In the end, practicality won out. The High Wheelers that used to cost as much as $300 were being discounted to $10. And while the safety bikes originally went for a relatively expensive $150, by 1895 that cost had shrunk to $75, thanks to fierce market competition from the 300 companies that collectively produced 500,000 bikes that year.

A large number of these new bicycle owners were women who, in turn, were granted freedoms verboten even a decade before. Because women's skirts could get tangled the gears, it became permissionable in society to wear dresses with hems above the knee. Women could soon opt out of wearing dresses while riding altogether, and wear bloomers instead.

Better yet, it granted women-folk mobility. "Wives who would stay close to home, venturing out only on foot, by trolley, or, if wealthy, with a driver and a horse-driven carriage, were suddenly able to travel miles on their own," Guroff wrote. "Being so mobile, and so visible, was a revelation to many."

In a time when young women couldn't be in the company with a young man without a chaperone, they could go bicycle riding with one. In fact, some pundits feared that the relatively skimpy clothing and unsupervised traveling bikes brought would introduce wanton behavior in women, some of which, one lobbying group implored, may lead them into being outcasts and even prostitutes (?!?).

Nonetheless, others recognized the bicycle as a true force of social change. "I think [bicycling] has done more to emancipate women, than any on thing in the world," said Susan B. Anthony to a news reporter reporter in 1896.

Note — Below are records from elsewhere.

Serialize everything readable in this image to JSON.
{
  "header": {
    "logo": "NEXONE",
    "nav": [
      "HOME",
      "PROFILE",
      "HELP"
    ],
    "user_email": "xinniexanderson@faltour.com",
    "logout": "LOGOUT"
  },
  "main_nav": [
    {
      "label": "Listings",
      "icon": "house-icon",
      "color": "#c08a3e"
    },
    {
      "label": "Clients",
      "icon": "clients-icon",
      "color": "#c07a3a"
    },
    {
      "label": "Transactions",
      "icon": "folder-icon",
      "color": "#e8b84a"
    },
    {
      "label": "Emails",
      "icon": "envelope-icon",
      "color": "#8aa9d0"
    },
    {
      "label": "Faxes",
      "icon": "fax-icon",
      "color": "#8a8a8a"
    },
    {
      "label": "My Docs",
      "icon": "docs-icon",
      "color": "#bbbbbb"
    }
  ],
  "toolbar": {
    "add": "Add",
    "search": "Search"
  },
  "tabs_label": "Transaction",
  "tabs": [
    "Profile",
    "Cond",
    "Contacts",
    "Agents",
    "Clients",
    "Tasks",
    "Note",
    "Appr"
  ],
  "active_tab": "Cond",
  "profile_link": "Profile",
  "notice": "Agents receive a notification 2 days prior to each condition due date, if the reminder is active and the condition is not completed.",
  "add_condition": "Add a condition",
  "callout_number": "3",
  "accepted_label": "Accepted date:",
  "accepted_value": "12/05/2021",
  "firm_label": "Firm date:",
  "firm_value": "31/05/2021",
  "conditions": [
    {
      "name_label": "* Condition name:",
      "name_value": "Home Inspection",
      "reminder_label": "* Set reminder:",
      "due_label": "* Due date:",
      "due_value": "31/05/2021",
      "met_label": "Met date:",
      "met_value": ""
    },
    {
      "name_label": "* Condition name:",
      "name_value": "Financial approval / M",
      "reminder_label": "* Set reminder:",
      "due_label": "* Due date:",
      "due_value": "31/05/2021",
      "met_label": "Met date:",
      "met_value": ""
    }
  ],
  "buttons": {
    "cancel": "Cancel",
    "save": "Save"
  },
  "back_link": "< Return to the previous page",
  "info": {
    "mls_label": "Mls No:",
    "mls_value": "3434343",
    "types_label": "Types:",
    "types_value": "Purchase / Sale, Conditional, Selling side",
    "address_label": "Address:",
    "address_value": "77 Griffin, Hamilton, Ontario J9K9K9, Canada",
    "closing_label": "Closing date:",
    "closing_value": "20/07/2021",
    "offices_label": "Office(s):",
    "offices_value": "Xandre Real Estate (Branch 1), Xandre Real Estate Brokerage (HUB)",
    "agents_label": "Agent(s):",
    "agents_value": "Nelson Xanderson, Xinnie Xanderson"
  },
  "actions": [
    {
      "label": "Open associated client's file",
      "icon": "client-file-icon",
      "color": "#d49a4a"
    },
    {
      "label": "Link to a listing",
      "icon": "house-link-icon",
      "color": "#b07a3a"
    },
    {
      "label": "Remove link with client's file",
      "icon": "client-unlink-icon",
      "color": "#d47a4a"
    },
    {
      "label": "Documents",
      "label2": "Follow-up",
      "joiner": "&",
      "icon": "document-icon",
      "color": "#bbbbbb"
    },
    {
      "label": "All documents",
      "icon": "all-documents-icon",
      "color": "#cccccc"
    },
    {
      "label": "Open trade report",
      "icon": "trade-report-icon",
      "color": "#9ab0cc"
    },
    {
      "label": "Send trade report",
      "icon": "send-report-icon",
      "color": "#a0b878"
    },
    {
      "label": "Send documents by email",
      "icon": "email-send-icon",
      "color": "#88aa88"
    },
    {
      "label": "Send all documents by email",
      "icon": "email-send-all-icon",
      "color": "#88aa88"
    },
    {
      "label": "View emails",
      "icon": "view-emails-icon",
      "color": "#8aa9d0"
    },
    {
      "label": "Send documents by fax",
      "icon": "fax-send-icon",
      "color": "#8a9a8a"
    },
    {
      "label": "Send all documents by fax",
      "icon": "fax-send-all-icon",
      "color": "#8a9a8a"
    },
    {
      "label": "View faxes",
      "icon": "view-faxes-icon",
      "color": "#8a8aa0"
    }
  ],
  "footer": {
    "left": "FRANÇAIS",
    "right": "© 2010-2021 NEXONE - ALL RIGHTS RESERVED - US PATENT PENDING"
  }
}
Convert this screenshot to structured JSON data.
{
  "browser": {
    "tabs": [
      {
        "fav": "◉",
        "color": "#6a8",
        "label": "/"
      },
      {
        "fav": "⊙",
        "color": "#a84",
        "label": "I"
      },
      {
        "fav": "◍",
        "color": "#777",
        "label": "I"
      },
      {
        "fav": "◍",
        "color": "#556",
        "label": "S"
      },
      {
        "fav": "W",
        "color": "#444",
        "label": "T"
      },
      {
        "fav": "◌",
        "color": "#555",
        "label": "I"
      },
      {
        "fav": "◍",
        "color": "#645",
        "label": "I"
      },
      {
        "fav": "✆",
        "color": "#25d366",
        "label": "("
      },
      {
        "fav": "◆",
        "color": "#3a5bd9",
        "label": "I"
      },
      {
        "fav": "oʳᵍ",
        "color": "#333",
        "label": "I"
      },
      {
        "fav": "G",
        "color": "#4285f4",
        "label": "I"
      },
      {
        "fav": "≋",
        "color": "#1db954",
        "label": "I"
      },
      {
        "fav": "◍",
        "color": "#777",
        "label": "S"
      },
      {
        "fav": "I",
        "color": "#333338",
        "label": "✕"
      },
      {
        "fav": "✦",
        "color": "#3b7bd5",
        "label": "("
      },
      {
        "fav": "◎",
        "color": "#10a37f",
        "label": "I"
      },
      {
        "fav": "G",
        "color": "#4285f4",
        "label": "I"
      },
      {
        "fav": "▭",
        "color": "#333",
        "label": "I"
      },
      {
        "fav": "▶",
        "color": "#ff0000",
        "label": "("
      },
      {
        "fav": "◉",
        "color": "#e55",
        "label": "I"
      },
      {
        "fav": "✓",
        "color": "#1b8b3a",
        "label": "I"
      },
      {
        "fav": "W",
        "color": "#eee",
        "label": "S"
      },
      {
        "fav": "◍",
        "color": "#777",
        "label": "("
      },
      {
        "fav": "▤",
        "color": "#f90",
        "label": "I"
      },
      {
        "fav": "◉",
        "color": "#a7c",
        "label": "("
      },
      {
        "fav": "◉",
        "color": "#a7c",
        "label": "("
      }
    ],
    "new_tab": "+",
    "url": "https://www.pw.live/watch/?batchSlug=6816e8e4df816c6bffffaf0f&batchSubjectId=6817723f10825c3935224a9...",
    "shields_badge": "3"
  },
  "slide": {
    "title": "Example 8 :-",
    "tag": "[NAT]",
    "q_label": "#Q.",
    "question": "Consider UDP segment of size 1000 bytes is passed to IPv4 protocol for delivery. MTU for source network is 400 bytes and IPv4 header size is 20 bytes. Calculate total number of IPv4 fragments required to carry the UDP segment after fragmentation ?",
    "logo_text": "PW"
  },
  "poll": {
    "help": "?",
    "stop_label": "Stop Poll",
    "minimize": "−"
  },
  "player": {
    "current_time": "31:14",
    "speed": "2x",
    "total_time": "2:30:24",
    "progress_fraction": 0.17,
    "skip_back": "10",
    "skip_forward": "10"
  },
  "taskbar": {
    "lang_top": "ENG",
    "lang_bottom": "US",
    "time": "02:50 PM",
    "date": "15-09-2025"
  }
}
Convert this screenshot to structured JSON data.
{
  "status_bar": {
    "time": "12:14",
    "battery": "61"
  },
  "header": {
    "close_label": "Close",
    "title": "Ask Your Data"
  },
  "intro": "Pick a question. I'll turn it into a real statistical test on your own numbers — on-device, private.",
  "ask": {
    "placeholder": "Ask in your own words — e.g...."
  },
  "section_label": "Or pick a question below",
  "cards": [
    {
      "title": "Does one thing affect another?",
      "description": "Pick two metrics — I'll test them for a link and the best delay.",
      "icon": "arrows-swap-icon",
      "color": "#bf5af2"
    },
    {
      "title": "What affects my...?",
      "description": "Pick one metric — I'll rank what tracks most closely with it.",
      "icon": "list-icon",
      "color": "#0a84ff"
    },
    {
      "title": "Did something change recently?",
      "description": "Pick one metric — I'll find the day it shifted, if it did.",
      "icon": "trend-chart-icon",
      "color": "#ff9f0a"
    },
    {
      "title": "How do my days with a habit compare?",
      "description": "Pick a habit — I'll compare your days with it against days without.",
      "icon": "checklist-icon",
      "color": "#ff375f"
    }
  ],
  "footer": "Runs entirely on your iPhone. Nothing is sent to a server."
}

The evolution of the bicycle, as told by the Margaret Guroff book The Mechanical Horse

Photos: Bushwick Friends getting around town on their bikes.